(Supplied entries Opens)

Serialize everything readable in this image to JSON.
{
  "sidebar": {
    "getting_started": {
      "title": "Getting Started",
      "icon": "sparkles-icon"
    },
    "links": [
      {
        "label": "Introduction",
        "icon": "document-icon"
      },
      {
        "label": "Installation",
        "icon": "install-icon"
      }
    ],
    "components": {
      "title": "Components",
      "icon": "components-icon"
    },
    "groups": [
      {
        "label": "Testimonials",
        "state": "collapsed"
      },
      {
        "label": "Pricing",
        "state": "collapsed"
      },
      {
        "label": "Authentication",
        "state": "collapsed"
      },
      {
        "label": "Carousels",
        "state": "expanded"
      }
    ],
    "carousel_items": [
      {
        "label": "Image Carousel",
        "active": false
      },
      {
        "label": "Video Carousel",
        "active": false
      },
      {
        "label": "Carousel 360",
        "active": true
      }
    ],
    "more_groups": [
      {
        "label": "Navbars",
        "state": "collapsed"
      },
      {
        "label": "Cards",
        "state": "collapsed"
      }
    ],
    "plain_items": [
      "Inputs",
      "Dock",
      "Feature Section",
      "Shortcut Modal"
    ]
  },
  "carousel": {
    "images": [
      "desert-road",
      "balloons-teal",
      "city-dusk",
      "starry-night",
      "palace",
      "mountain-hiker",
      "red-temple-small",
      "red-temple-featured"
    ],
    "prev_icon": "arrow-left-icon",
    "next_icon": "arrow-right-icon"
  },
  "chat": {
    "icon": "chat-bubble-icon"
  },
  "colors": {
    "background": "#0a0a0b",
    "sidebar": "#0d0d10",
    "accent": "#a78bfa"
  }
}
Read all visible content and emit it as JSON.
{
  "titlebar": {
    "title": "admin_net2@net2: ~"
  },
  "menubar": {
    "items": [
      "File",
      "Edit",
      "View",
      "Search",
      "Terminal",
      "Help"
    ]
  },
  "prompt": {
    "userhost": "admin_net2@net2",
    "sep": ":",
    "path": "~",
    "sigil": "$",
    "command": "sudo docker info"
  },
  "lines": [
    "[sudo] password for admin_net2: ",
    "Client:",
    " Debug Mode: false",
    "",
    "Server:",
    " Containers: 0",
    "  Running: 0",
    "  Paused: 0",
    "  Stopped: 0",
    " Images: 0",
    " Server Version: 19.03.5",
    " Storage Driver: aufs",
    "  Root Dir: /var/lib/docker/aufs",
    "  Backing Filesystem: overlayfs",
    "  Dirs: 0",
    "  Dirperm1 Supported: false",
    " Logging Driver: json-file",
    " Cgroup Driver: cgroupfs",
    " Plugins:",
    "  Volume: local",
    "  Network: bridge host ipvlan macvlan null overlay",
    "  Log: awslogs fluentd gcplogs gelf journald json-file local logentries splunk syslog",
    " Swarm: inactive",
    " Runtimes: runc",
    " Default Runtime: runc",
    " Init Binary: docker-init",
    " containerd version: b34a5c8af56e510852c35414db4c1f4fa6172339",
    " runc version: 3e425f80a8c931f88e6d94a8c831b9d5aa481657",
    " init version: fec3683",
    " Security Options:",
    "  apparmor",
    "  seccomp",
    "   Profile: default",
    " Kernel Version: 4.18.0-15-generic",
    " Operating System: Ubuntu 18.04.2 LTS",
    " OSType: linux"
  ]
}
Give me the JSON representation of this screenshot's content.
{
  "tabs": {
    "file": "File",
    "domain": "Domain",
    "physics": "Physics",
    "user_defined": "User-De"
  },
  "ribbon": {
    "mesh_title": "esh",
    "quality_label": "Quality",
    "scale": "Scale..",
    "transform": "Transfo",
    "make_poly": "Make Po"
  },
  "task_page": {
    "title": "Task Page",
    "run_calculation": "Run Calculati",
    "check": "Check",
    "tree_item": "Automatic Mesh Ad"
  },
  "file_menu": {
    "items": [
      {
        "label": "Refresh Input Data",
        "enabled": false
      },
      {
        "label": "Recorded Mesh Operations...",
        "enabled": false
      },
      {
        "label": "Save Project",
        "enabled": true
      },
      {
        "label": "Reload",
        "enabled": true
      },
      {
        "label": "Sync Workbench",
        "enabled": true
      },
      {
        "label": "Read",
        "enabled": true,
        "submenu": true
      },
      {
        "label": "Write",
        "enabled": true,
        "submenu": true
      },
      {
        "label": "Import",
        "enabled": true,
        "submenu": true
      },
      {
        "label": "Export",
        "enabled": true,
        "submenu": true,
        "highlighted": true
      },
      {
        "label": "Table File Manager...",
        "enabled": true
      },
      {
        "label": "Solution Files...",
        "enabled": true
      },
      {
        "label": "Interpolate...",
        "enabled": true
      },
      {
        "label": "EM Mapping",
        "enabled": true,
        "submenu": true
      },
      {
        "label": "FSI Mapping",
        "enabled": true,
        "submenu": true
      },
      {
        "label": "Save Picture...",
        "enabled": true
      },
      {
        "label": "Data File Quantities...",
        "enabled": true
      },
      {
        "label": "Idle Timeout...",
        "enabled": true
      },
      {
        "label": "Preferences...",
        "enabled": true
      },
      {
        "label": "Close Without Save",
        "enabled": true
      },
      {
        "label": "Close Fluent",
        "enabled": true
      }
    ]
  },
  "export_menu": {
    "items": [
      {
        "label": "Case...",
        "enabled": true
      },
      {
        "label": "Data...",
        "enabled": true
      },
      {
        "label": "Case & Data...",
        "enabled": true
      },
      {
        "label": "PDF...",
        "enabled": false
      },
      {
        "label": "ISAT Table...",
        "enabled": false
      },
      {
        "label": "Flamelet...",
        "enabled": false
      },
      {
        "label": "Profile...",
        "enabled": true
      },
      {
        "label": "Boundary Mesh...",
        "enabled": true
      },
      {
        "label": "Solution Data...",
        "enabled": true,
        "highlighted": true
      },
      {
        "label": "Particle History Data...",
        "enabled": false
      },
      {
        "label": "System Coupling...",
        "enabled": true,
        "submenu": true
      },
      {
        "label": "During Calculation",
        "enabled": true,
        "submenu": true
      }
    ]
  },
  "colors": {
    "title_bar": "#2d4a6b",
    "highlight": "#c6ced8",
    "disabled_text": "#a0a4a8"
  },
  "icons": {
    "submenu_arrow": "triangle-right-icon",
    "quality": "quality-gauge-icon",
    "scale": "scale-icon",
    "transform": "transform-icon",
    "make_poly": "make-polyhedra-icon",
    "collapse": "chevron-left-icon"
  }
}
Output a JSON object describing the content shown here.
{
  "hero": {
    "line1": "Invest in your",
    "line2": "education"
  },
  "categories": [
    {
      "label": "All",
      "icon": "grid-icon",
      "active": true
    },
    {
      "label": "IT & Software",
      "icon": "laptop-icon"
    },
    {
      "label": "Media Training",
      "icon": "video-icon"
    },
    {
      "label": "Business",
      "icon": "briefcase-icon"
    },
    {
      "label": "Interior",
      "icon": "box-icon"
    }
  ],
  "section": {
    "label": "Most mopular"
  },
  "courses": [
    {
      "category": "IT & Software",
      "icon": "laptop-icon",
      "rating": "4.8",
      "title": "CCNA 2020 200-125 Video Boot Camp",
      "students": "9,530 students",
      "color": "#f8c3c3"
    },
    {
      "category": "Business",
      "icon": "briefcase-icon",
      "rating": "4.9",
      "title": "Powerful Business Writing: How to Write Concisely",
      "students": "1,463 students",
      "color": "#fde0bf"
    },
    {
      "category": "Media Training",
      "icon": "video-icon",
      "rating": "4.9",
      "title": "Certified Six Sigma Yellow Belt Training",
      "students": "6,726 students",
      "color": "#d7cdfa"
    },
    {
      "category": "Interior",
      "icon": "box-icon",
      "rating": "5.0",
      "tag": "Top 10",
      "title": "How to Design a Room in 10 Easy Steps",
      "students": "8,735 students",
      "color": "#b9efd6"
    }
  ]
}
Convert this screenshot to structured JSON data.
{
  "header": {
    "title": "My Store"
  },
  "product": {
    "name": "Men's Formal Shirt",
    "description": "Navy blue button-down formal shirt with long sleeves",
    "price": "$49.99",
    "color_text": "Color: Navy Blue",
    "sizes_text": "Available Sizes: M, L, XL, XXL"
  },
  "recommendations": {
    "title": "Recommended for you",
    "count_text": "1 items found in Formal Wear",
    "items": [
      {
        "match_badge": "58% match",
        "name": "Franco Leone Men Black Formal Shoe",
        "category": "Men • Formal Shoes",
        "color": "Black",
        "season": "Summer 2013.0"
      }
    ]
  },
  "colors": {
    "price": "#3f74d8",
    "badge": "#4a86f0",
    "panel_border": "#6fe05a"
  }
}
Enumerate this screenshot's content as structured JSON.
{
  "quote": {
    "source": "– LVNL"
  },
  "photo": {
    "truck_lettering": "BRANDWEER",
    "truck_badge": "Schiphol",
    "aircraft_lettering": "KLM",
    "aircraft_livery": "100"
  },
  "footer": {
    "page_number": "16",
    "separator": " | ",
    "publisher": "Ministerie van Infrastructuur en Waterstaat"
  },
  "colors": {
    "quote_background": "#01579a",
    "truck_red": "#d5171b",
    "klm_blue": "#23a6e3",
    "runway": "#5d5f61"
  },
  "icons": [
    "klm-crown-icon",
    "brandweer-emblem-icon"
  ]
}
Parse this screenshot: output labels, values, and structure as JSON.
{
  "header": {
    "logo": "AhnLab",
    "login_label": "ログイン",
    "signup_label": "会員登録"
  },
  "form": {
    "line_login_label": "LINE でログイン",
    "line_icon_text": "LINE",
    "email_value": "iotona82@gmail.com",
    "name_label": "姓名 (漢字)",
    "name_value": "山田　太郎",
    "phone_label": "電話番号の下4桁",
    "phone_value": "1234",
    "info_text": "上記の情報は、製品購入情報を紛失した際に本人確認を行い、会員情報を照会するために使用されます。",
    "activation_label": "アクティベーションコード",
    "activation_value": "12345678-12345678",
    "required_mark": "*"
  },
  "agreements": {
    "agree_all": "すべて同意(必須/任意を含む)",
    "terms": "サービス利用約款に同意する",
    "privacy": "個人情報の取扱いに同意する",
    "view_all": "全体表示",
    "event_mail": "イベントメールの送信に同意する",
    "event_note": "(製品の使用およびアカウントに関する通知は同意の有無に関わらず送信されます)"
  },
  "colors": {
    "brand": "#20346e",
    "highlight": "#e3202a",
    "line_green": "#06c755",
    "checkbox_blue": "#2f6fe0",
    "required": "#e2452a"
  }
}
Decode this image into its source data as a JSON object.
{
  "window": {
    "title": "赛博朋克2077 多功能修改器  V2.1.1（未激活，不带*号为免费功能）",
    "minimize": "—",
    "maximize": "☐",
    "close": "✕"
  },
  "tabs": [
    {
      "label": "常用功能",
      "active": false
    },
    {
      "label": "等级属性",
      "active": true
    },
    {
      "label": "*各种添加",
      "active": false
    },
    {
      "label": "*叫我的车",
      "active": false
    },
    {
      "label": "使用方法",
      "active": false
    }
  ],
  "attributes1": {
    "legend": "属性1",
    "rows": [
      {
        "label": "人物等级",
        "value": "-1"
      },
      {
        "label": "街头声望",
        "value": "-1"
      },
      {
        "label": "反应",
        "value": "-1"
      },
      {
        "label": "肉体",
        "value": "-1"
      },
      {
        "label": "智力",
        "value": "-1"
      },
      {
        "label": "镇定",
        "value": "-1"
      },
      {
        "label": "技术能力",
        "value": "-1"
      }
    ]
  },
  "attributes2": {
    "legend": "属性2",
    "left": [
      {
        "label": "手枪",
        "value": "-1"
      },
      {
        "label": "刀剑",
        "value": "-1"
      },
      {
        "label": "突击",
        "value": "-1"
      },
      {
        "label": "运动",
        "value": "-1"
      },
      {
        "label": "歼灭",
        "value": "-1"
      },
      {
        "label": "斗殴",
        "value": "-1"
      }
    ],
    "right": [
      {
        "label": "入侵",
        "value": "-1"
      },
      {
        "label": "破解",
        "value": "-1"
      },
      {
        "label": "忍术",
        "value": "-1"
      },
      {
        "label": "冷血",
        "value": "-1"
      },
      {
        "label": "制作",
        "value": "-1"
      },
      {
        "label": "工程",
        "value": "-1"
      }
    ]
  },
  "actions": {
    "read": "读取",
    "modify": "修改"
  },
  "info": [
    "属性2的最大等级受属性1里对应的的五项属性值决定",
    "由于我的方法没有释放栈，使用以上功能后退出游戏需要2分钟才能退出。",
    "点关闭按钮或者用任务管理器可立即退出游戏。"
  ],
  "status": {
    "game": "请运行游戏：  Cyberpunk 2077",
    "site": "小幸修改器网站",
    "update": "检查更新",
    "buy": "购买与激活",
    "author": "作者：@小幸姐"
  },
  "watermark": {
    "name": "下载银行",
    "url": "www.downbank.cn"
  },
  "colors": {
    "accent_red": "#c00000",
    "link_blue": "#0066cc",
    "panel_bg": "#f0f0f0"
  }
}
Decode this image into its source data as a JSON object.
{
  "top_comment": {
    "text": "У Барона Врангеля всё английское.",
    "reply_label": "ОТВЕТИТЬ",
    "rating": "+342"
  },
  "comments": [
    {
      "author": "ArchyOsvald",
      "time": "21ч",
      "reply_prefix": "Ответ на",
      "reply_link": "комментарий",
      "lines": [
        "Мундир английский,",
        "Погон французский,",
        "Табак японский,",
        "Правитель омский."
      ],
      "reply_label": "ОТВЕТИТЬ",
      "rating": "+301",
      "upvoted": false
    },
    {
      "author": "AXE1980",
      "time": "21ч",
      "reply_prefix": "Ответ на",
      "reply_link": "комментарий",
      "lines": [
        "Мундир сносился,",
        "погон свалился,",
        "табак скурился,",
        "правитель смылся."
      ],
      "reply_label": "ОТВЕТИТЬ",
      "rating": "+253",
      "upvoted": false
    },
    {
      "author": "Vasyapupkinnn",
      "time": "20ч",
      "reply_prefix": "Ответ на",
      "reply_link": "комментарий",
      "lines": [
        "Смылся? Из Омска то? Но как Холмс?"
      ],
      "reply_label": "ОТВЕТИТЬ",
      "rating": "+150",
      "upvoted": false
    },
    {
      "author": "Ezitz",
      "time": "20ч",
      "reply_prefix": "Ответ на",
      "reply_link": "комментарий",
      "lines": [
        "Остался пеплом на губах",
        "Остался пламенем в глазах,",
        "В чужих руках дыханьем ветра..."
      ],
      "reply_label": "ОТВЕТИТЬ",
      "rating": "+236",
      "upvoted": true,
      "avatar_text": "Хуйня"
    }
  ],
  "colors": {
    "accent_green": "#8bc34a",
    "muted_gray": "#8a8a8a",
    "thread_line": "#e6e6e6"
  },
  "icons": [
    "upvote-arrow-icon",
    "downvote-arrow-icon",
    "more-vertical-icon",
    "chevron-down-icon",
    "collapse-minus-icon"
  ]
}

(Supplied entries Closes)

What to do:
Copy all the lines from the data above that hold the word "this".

Task result:
Serialize everything readable in this image to JSON.
Give me the JSON representation of this screenshot's content.
Convert this screenshot to structured JSON data.
Enumerate this screenshot's content as structured JSON.
Parse this screenshot: output labels, values, and structure as JSON.
Decode this image into its source data as a JSON object.
Decode this image into its source data as a JSON object.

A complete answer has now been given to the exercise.